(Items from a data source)
^^^^^^^^^^^^^^^^
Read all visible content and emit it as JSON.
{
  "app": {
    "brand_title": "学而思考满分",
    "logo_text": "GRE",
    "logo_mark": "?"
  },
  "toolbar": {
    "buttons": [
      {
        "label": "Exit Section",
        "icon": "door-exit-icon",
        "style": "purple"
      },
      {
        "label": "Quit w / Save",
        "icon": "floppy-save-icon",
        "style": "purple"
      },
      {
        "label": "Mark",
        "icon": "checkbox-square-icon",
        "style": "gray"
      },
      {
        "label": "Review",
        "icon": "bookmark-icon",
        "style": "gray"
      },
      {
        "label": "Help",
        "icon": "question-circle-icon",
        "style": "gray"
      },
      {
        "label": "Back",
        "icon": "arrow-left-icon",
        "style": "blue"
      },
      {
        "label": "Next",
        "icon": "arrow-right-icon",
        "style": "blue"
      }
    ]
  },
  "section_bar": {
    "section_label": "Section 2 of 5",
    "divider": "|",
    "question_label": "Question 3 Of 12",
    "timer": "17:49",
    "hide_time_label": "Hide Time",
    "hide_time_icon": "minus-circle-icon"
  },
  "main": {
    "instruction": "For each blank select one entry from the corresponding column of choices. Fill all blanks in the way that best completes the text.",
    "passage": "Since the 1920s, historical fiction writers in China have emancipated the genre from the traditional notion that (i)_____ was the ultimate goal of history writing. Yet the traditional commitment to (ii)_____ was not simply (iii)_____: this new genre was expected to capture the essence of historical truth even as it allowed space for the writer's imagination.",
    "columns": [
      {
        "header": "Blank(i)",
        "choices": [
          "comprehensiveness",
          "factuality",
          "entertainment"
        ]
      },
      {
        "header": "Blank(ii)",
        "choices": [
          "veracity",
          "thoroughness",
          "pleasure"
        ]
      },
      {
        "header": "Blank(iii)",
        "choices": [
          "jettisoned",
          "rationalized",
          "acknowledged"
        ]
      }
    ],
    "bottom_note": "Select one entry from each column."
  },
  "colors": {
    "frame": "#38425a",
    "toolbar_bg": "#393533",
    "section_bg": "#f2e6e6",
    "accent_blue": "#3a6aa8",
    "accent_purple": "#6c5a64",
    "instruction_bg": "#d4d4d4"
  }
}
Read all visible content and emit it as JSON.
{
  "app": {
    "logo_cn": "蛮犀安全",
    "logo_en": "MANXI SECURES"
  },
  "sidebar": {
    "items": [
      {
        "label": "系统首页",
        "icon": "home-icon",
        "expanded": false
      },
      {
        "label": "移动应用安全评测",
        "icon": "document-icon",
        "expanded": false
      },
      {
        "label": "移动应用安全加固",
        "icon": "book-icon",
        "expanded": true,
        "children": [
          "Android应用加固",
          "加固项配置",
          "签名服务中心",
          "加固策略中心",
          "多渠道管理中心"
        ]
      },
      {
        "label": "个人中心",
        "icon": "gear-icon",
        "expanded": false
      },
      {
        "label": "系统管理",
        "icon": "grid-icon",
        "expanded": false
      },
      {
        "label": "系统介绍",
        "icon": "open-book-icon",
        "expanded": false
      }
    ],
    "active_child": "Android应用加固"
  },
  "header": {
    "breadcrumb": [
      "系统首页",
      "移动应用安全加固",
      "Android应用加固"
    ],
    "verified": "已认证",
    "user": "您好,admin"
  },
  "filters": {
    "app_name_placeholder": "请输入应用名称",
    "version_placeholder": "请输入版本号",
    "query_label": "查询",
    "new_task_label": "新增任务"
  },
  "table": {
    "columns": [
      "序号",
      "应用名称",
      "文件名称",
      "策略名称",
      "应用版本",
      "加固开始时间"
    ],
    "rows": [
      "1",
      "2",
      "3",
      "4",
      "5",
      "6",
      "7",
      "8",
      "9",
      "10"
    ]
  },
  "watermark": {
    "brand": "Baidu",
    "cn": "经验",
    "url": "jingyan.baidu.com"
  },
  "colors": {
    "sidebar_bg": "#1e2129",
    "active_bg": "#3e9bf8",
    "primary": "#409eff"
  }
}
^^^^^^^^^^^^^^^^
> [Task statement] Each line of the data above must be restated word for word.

> [Expected answer]
Read all visible content and emit it as JSON.
{
  "app": {
    "brand_title": "学而思考满分",
    "logo_text": "GRE",
    "logo_mark": "?"
  },
  "toolbar": {
    "buttons": [
      {
        "label": "Exit Section",
        "icon": "door-exit-icon",
        "style": "purple"
      },
      {
        "label": "Quit w / Save",
        "icon": "floppy-save-icon",
        "style": "purple"
      },
      {
        "label": "Mark",
        "icon": "checkbox-square-icon",
        "style": "gray"
      },
      {
        "label": "Review",
        "icon": "bookmark-icon",
        "style": "gray"
      },
      {
        "label": "Help",
        "icon": "question-circle-icon",
        "style": "gray"
      },
      {
        "label": "Back",
        "icon": "arrow-left-icon",
        "style": "blue"
      },
      {
        "label": "Next",
        "icon": "arrow-right-icon",
        "style": "blue"
      }
    ]
  },
  "section_bar": {
    "section_label": "Section 2 of 5",
    "divider": "|",
    "question_label": "Question 3 Of 12",
    "timer": "17:49",
    "hide_time_label": "Hide Time",
    "hide_time_icon": "minus-circle-icon"
  },
  "main": {
    "instruction": "For each blank select one entry from the corresponding column of choices. Fill all blanks in the way that best completes the text.",
    "passage": "Since the 1920s, historical fiction writers in China have emancipated the genre from the traditional notion that (i)_____ was the ultimate goal of history writing. Yet the traditional commitment to (ii)_____ was not simply (iii)_____: this new genre was expected to capture the essence of historical truth even as it allowed space for the writer's imagination.",
    "columns": [
      {
        "header": "Blank(i)",
        "choices": [
          "comprehensiveness",
          "factuality",
          "entertainment"
        ]
      },
      {
        "header": "Blank(ii)",
        "choices": [
          "veracity",
          "thoroughness",
          "pleasure"
        ]
      },
      {
        "header": "Blank(iii)",
        "choices": [
          "jettisoned",
          "rationalized",
          "acknowledged"
        ]
      }
    ],
    "bottom_note": "Select one entry from each column."
  },
  "colors": {
    "frame": "#38425a",
    "toolbar_bg": "#393533",
    "section_bg": "#f2e6e6",
    "accent_blue": "#3a6aa8",
    "accent_purple": "#6c5a64",
    "instruction_bg": "#d4d4d4"
  }
}
Read all visible content and emit it as JSON.
{
  "app": {
    "logo_cn": "蛮犀安全",
    "logo_en": "MANXI SECURES"
  },
  "sidebar": {
    "items": [
      {
        "label": "系统首页",
        "icon": "home-icon",
        "expanded": false
      },
      {
        "label": "移动应用安全评测",
        "icon": "document-icon",
        "expanded": false
      },
      {
        "label": "移动应用安全加固",
        "icon": "book-icon",
        "expanded": true,
        "children": [
          "Android应用加固",
          "加固项配置",
          "签名服务中心",
          "加固策略中心",
          "多渠道管理中心"
        ]
      },
      {
        "label": "个人中心",
        "icon": "gear-icon",
        "expanded": false
      },
      {
        "label": "系统管理",
        "icon": "grid-icon",
        "expanded": false
      },
      {
        "label": "系统介绍",
        "icon": "open-book-icon",
        "expanded": false
      }
    ],
    "active_child": "Android应用加固"
  },
  "header": {
    "breadcrumb": [
      "系统首页",
      "移动应用安全加固",
      "Android应用加固"
    ],
    "verified": "已认证",
    "user": "您好,admin"
  },
  "filters": {
    "app_name_placeholder": "请输入应用名称",
    "version_placeholder": "请输入版本号",
    "query_label": "查询",
    "new_task_label": "新增任务"
  },
  "table": {
    "columns": [
      "序号",
      "应用名称",
      "文件名称",
      "策略名称",
      "应用版本",
      "加固开始时间"
    ],
    "rows": [
      "1",
      "2",
      "3",
      "4",
      "5",
      "6",
      "7",
      "8",
      "9",
      "10"
    ]
  },
  "watermark": {
    "brand": "Baidu",
    "cn": "经验",
    "url": "jingyan.baidu.com"
  },
  "colors": {
    "sidebar_bg": "#1e2129",
    "active_bg": "#3e9bf8",
    "primary": "#409eff"
  }
}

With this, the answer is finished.